**What you have to do:** Find the number of lines containing the string "operated" in the data. Answer with the number by itself.

Data about app and page elements

[Start of section]

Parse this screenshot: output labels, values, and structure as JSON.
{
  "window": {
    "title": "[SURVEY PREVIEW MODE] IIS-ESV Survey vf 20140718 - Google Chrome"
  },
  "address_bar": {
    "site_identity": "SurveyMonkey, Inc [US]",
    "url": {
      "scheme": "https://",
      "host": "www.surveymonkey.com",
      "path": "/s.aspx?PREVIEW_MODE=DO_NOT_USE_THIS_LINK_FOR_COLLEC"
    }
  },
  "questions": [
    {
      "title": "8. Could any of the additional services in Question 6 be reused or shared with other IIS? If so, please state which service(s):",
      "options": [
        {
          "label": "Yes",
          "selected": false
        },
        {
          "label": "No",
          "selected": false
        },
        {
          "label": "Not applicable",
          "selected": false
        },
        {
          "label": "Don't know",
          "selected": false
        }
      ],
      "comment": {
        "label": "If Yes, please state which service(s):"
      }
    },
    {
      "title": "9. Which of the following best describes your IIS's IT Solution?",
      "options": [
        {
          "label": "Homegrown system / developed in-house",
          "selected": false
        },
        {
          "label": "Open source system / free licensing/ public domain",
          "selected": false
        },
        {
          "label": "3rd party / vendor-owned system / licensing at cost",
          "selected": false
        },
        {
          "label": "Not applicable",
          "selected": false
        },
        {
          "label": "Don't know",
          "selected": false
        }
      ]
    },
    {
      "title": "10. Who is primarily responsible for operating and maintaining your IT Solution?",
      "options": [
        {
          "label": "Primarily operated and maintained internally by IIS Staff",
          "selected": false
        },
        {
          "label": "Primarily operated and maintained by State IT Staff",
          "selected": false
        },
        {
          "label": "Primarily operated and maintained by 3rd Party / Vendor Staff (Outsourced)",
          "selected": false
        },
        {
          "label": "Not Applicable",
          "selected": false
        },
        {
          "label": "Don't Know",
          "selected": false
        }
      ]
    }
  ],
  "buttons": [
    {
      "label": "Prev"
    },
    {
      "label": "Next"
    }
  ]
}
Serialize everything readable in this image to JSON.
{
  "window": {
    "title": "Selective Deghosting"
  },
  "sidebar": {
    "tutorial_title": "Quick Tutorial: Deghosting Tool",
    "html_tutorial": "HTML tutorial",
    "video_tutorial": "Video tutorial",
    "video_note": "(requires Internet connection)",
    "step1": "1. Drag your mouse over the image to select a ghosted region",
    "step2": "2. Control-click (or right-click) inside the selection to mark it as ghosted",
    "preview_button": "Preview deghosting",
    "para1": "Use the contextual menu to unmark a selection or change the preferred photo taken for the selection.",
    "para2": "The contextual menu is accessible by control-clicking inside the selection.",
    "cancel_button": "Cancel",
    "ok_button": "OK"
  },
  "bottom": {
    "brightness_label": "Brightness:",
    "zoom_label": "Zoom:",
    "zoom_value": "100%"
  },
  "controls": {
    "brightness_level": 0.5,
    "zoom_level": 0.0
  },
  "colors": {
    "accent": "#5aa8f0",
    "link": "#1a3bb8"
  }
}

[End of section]

**Output for this task:** 3